The housing boom and subsequent crash not only hurt individual citizens, it tore apart the financial planning of many US cities. Now because of a poor economy and a bet the city of Stockton, California made on development in the mid-2000’s, city officials have been forced to file for bankruptcy.
The move makes Stockton the largest city to ever file for bankruptcy. A river port and agricultural city of nearly 300,000 people, the city which is located 90 miles east of San Francisco tried to reinvent itself by building a new sports complex and arena. Officials also began building new housing tracts, a promenade and a fancy hotel. Unfortunately after the housing crisis the city couldn’t attract new residents and it couldn’t afford to pay the hefty credit bills coming due for its gamble.
As noted by the Los Angeles Times the cities posh new homes are now located just blocks from violent neighborhoods and the rate of foreclosure in the city is the second-highest in the country.
The city’s council voted 6-1 to file for bankruptcy after examining all of their options, the filing is expected to be completed on Wednesday.
A sign of things to come became apparent in 2011 when the city cut 25% of its police force and then saw a record 58 homicides and 31 in 2012 to date. The city was also forced to remove 30% of its fire department and cut jobs for 40% of its city staff. City officials also tried to save some money by cutting down in employee benefits.
As Stockton officials prepare for bankruptcy the city now has an unemployment rate of 15% and the second-highest violent crime rate in the country.
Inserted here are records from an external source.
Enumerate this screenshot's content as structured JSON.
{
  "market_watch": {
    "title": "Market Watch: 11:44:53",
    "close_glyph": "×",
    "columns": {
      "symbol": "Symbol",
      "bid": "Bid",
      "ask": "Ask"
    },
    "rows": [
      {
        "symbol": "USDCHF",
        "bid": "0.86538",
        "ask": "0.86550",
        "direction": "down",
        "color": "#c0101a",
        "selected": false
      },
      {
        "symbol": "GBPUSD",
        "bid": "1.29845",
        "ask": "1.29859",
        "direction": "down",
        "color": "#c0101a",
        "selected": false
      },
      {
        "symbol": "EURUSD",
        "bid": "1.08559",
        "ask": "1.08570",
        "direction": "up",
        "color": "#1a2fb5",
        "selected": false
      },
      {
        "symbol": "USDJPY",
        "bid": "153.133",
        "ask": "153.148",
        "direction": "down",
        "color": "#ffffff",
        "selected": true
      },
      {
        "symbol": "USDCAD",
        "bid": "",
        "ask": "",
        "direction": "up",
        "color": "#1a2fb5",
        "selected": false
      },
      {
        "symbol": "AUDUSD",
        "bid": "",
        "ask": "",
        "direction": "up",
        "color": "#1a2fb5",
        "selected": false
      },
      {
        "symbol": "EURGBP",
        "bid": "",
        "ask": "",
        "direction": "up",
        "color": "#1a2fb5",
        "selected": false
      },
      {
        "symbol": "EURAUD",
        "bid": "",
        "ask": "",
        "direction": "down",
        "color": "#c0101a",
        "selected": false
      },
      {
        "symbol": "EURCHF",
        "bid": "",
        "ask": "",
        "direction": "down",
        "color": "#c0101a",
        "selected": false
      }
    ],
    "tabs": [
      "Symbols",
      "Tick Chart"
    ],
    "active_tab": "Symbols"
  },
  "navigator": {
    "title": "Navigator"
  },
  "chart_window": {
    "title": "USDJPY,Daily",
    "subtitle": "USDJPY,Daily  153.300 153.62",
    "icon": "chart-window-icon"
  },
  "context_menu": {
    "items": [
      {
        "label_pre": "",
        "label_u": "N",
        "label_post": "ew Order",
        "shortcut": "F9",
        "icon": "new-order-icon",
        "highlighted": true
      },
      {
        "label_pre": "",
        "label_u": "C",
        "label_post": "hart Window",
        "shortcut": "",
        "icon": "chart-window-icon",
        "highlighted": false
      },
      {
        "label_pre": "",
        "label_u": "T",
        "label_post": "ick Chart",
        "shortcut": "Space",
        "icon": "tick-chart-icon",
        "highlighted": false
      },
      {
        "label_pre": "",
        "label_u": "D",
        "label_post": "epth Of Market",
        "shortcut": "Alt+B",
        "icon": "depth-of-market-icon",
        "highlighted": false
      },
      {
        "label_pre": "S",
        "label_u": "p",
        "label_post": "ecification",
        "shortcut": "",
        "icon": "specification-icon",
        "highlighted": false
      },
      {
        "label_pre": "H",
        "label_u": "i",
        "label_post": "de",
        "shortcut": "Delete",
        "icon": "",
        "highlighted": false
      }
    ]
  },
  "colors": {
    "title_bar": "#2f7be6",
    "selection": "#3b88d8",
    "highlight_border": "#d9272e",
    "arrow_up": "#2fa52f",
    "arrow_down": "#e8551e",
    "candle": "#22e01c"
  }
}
The city has also lost City Hall and several parking lots which are now being run by Walls Fargo.